John Authers widmet sich bei Bloomberg den Finanzwerten – als klare Indikatoren für die Richtung, in die es geht. Zurzeit also nach unten:
- “Financial stocks are often regarded as a canary in a coalmine. When they are in trouble, it can be a warning for the rest of us to leave. (…) The S&P 500 Financials Index closed (…) more than 20 per cent below its high from January – thus satisfying the popular definition of a bear market. (…) More worrying still, this is a global phenomenon. (…) banks in Japan and the euro zone have their own serious local problems. The way their shares have all tanked in the latter half of the year is both unusual and unsettling:” – bto: Es liegt einfach daran, dass Insolvenz zwar geleugnet und verschleppt werden kann, aber mit Nullzins alleine auch nicht bereinigt:

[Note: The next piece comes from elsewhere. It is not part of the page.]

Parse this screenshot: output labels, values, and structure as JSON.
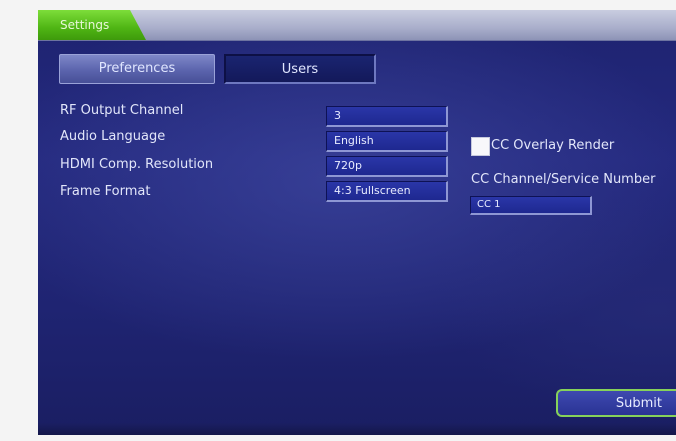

- “(…) this chart, on a log scale for clarity, shows that world banks as a whole have this year shed all the very small gains they had made since the weekend before Lehman. U.S. banks still have gains of 24 percent (not great for a decade); and the banks of the euro zone, convulsed by the sovereign debt crisis and still unable to right themselves, are now approaching their worst levels since the crisis. As far as shareholders are concerned, the global banking system is no healthier now than it was immediately before Lehman went down.” – bto: Ja, und es ist auch nicht gesünder, weil die Krisenursachen nie bereinigt, nur verschleppt wurden!
- The “(…) SIFIs (systemically important financial institutions) (…) are required to have a strong buffer of capital and to be run in a relatively conservative manner. As their failure is regarded as unconscionable by regulators, they should also be regarded as safe bets not to fail. But this, in a chart provided by Absolute Strategy Research of London, is how their shares have performed over the last two years.” – bto: Ja, warum haben sie es denn? Weil wir wissen, dass sie eben nicht solide dastehen. Damit verbunden ist die Gefahr für Aktionäre und Kreditgeber, morgen bei einer “Rekapitalisierung” zur Kasse gebeten zu werden.
- “Financials have been bumpy ever since the crisis, and previous sell-offs have provided great buying opportunities for U.S. banks – even if it would have been better to stay away from banks in the euro zone. (…) this is about a squeeze on liquidity, and in particular a shortage of dollars. Even if central banks don’t believe that there is a credit crisis, because spreads aren’t widening, he argues that financials are nevertheless in crisis. Until central banks start to add liquidity, or the dollar falls, investors should stay cautious (…).” – bto: Es zeigt aber nur, auf welch schwachem Fundament das ganze Bank- und Finanzwesen steht.
- “The following chart compares sell-offs in the SIFIs with the Krippner Rate. (…) this is an effective shadow rate, showing the interest rates implied from longer-maturity yields and the shape of the yield curve once the lower bound for interest rates has been reached. In other words, it takes into account the effect of unconventional measures such as forward guidance and quantitative-easing effects, now being replaced by quantitative tightening.” – bto: Weil die Liquidität knapper wird, geraten die Banken unter Druck.
- “Unless a recession is imminent, it looks fair to blame quantitative tightening by the Federal Reserve, in combination with the huge amounts of wholesale funding that big banks require.” – bto: Ich betrachte es einfach nur als Fieberthermometer eines kranken Systems.